1
$\begingroup$

Consider $$\hat{G}(s) = \frac{1}{s^2+s}$$ than the Nyquist plot is nyquist plot

and the Bode plot is Bode Plot

In both plots it seems that the closed-loop system is stable even when the eigenvalues are {0, -1}. For a higher order closed-loop system one can see that a system like

$$\hat{G}(s) = \frac{1}{s^3+s^2+s}$$

is at its stability limit since ne Nquist plots hits the real axis at -1 and in the Bode plot there is no phase reserve when magnitude hits 0. Why dose the Nyquist and the Bode plot fail for a closed-loop system of 2nd order?

$\endgroup$
3
$\begingroup$

I think you are mixing up the closed- and open-loop systems.

The closed-loop system is $$\frac{\frac{1}{s^2+s}}{1+\frac{1}{s^2+s}}=\frac{1}{s^2+s+1}$$

This has poles at $-0.5\pm 0.866025 i$ which is stable.

| improve this answer | |
$\endgroup$
  • $\begingroup$ Am i only allowed to view the plots for closed-loops? $\endgroup$ – solid Nov 29 '16 at 18:15
  • 1
    $\begingroup$ The Nyquist stability criterion and things like gain and phase margin that are seen on the Bode plot are for the closed-loop system.

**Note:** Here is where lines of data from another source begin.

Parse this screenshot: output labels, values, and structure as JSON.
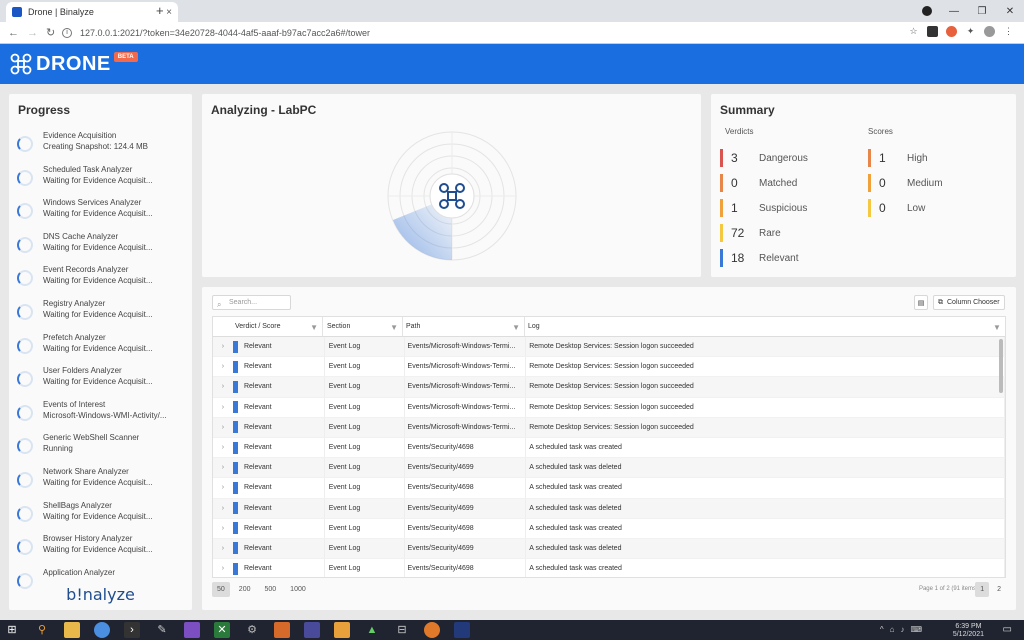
{
  "browser": {
    "tab_title": "Drone | Binalyze",
    "tab_close": "×",
    "new_tab": "+",
    "url": "127.0.0.1:2021/?token=34e20728-4044-4af5-aaaf-b97ac7acc2a6#/tower"
  },
  "app": {
    "brand": "DRONE",
    "beta": "BETA"
  },
  "progress": {
    "title": "Progress",
    "footer_logo": "b!nalyze",
    "items": [
      {
        "title": "Evidence Acquisition",
        "status": "Creating Snapshot: 124.4 MB"
      },
      {
        "title": "Scheduled Task Analyzer",
        "status": "Waiting for Evidence Acquisit..."
      },
      {
        "title": "Windows Services Analyzer",
        "status": "Waiting for Evidence Acquisit..."
      },
      {
        "title": "DNS Cache Analyzer",
        "status": "Waiting for Evidence Acquisit..."
      },
      {
        "title": "Event Records Analyzer",
        "status": "Waiting for Evidence Acquisit..."
      },
      {
        "title": "Registry Analyzer",
        "status": "Waiting for Evidence Acquisit..."
      },
      {
        "title": "Prefetch Analyzer",
        "status": "Waiting for Evidence Acquisit..."
      },
      {
        "title": "User Folders Analyzer",
        "status": "Waiting for Evidence Acquisit..."
      },
      {
        "title": "Events of Interest",
        "status": "Microsoft-Windows-WMI-Activity/..."
      },
      {
        "title": "Generic WebShell Scanner",
        "status": "Running"
      },
      {
        "title": "Network Share Analyzer",
        "status": "Waiting for Evidence Acquisit..."
      },
      {
        "title": "ShellBags Analyzer",
        "status": "Waiting for Evidence Acquisit..."
      },
      {
        "title": "Browser History Analyzer",
        "status": "Waiting for Evidence Acquisit..."
      },
      {
        "title": "Application Analyzer",
        "status": ""
      }
    ]
  },
  "analyzing": {
    "title": "Analyzing - LabPC"
  },
  "summary": {
    "title": "Summary",
    "verdicts_label": "Verdicts",
    "scores_label": "Scores",
    "verdicts": [
      {
        "count": "3",
        "label": "Dangerous",
        "color": "#d9534f"
      },
      {
        "count": "0",
        "label": "Matched",
        "color": "#e8864a"
      },
      {
        "count": "1",
        "label": "Suspicious",
        "color": "#f0a13a"
      },
      {
        "count": "72",
        "label": "Rare",
        "color": "#f5c842"
      },
      {
        "count": "18",
        "label": "Relevant",
        "color": "#3a78d8"
      }
    ],
    "scores": [
      {
        "count": "1",
        "label": "High",
        "color": "#e8864a"
      },
      {
        "count": "0",
        "label": "Medium",
        "color": "#f0a13a"
      },
      {
        "count": "0",
        "label": "Low",
        "color": "#f5c842"
      }
    ]
  },
  "table": {
    "search_placeholder": "Search...",
    "column_chooser": "Column Chooser",
    "columns": [
      "Verdict / Score",
      "Section",
      "Path",
      "Log"
    ],
    "rows": [
      {
        "verdict": "Relevant",
        "section": "Event Log",
        "path": "Events/Microsoft-Windows-Termi...",
        "log": "Remote Desktop Services: Session logon succeeded"
      },
      {
        "verdict": "Relevant",
        "section": "Event Log",
        "path": "Events/Microsoft-Windows-Termi...",
        "log": "Remote Desktop Services: Session logon succeeded"
      },
      {
        "verdict": "Relevant",
        "section": "Event Log",
        "path": "Events/Microsoft-Windows-Termi...",
        "log": "Remote Desktop Services: Session logon succeeded"
      },
      {
        "verdict": "Relevant",
        "section": "Event Log",
        "path": "Events/Microsoft-Windows-Termi...",
        "log": "Remote Desktop Services: Session logon succeeded"
      },
      {
        "verdict": "Relevant",
        "section": "Event Log",
        "path": "Events/Microsoft-Windows-Termi...",
        "log": "Remote Desktop Services: Session logon succeeded"
      },
      {
        "verdict": "Relevant",
        "section": "Event Log",
        "path": "Events/Security/4698",
        "log": "A scheduled task was created"
      },
      {
        "verdict": "Relevant",
        "section": "Event Log",
        "path": "Events/Security/4699",
        "log": "A scheduled task was deleted"
      },
      {
        "verdict": "Relevant",
        "section": "Event Log",
        "path": "Events/Security/4698",
        "log": "A scheduled task was created"
      },
      {
        "verdict": "Relevant",
        "section": "Event Log",
        "path": "Events/Security/4699",
        "log": "A scheduled task was deleted"
      },
      {
        "verdict": "Relevant",
        "section": "Event Log",
        "path": "Events/Security/4698",
        "log": "A scheduled task was created"
      },
      {
        "verdict": "Relevant",
        "section": "Event Log",
        "path": "Events/Security/4699",
        "log": "A scheduled task was deleted"
      },
      {
        "verdict": "Relevant",
        "section": "Event Log",
        "path": "Events/Security/4698",
        "log": "A scheduled task was created"
      }
    ],
    "page_sizes": [
      "50",
      "200",
      "500",
      "1000"
    ],
    "page_info": "Page 1 of 2 (91 items)",
    "pages": [
      "1",
      "2"
    ]
  },
  "taskbar": {
    "time": "6:39 PM",
    "date": "5/12/2021"
  }
}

The utility of these plots is that you can get insights into the closed-loop behavior using the open-loop transfer function. $\endgroup$ – Suba Thomas Nov 29 '16 at 18:17
  • $\begingroup$ I don't get your point, so let the open-loop system be $\frac{1}{s^2+s-1}$ so the closed on is $\frac{1}{s^2+s}$ now the eigenvalues of the closed one are still {0, -1} but my bode plot still shows a phase reserve of 51.8 deg when the magnitude hits 0 $\endgroup$ – solid Nov 29 '16 at 18:58
  • $\begingroup$ For $\frac{1}{s^2+s-1}$, when the magnitude is 0 db, the phase is -180 degrees. The phase margin is 0. $\endgroup$ – Suba Thomas Nov 29 '16 at 19:29
  • $\begingroup$ but not in the matlab plot above $\endgroup$ – solid Nov 29 '16 at 19:40

Your Answer

By clicking “Post Your Answer”, you agree to our terms of service, privacy policy and cookie policy

Not the answer you're looking for? Browse other questions tagged or ask your own question.